**WORK REQUIRED**
Within the material below, how many lines carry the word "Item"? Only that number is wanted.

**DATASET CONTENT**
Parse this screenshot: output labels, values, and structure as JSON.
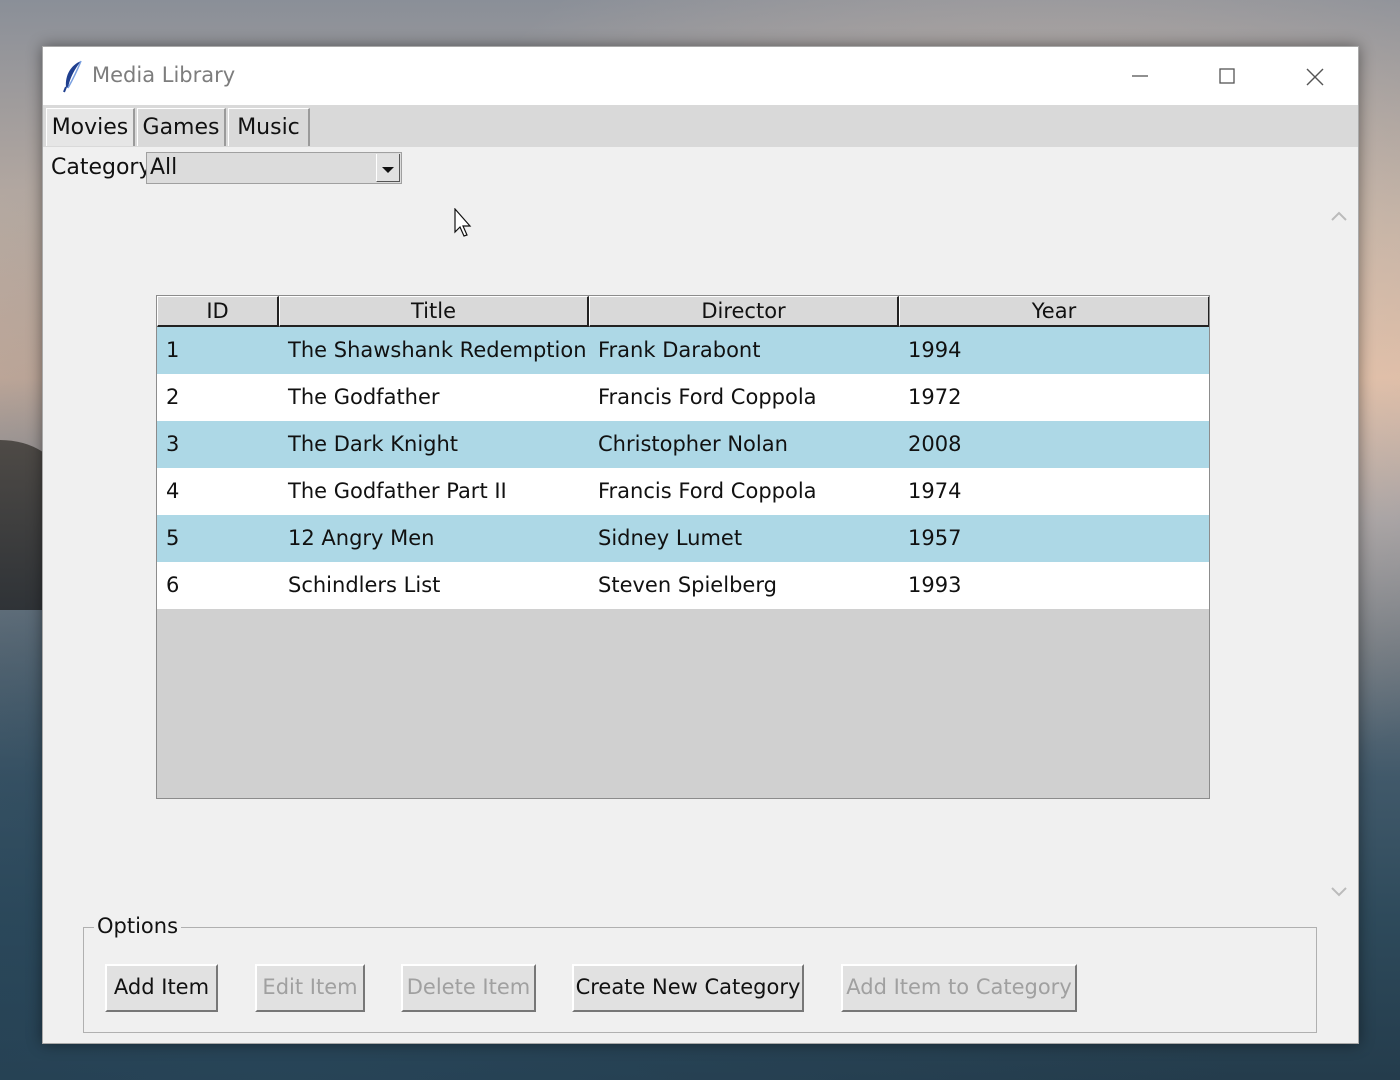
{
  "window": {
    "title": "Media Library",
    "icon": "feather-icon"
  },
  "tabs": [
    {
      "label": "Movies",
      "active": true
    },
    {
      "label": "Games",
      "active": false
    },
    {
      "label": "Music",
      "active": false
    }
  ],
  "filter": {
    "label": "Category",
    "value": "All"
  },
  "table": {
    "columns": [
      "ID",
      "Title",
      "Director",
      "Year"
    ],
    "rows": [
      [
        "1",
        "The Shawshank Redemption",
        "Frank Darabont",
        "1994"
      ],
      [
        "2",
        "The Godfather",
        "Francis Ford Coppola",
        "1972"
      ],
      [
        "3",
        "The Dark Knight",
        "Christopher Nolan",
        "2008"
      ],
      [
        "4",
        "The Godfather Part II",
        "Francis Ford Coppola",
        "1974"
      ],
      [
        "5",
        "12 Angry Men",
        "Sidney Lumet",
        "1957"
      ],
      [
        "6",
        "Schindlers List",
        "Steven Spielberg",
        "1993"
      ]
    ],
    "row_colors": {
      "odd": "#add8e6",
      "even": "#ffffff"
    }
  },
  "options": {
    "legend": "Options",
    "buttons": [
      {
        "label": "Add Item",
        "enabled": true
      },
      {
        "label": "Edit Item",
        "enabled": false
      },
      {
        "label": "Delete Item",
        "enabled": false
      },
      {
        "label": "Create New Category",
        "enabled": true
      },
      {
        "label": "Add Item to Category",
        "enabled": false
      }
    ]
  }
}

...

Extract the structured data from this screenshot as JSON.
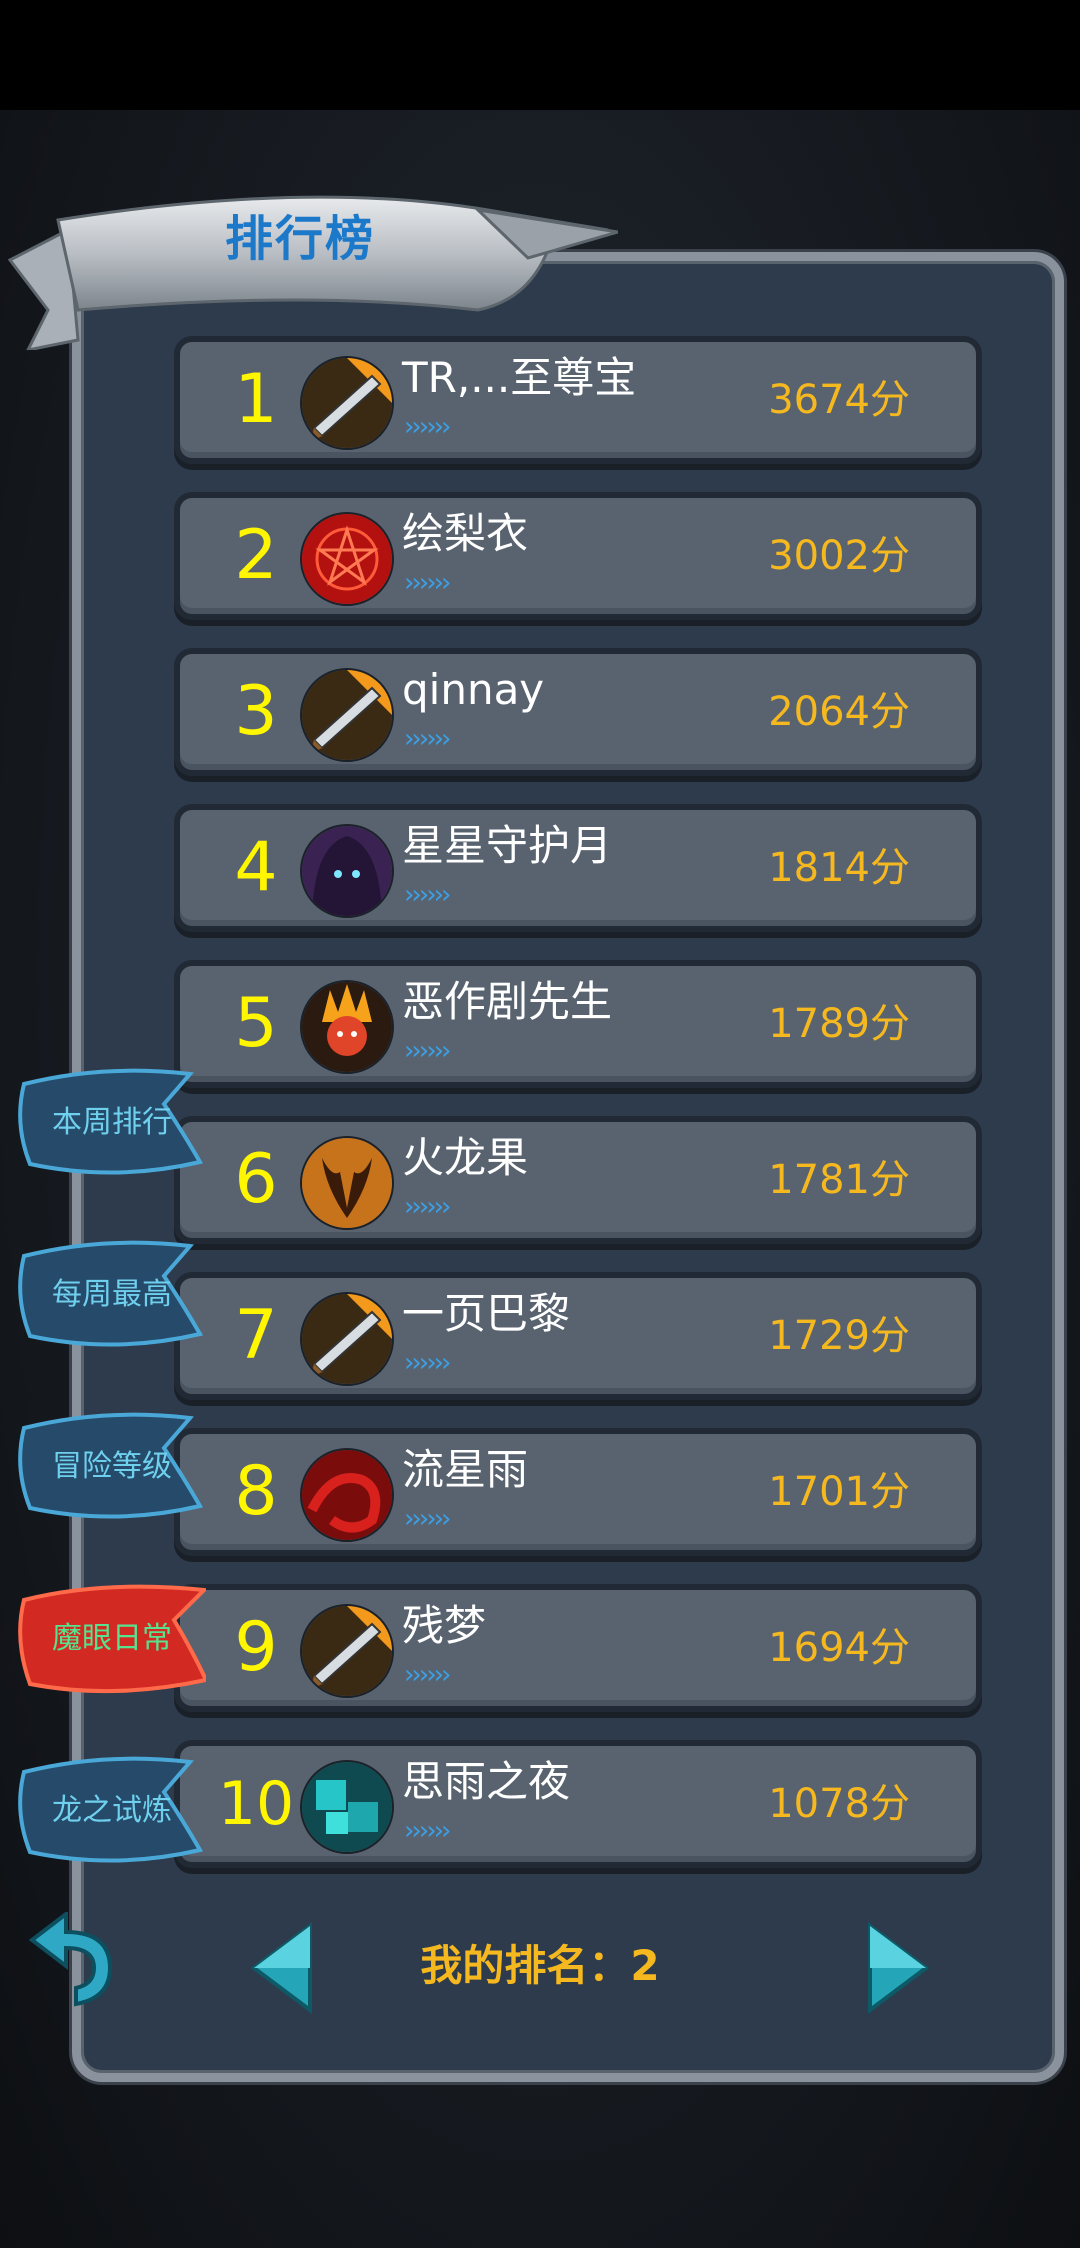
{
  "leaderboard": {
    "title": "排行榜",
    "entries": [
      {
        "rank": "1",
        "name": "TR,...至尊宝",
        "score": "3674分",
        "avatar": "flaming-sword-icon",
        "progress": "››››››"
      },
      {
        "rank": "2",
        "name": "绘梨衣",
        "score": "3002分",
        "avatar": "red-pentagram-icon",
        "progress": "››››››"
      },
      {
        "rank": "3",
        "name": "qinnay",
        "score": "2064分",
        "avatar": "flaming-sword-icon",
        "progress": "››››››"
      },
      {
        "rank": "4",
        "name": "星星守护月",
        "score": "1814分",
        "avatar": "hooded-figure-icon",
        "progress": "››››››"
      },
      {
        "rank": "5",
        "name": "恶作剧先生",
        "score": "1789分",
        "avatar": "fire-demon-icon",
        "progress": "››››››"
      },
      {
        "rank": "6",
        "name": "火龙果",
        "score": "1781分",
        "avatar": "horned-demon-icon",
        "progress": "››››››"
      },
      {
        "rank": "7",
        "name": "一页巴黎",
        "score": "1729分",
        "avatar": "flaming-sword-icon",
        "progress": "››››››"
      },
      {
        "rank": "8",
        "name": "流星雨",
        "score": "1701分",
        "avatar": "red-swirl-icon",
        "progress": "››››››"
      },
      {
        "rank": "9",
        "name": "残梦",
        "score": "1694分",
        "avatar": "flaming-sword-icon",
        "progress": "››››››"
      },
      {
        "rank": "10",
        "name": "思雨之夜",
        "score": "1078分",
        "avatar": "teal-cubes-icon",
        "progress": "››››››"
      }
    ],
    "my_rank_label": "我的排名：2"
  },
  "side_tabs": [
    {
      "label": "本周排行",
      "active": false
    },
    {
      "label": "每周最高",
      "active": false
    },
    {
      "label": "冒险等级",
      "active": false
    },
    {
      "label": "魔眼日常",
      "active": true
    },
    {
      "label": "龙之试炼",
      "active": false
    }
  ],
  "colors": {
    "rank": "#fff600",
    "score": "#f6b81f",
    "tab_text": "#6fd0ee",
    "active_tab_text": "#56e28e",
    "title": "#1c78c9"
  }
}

**RESULT**
4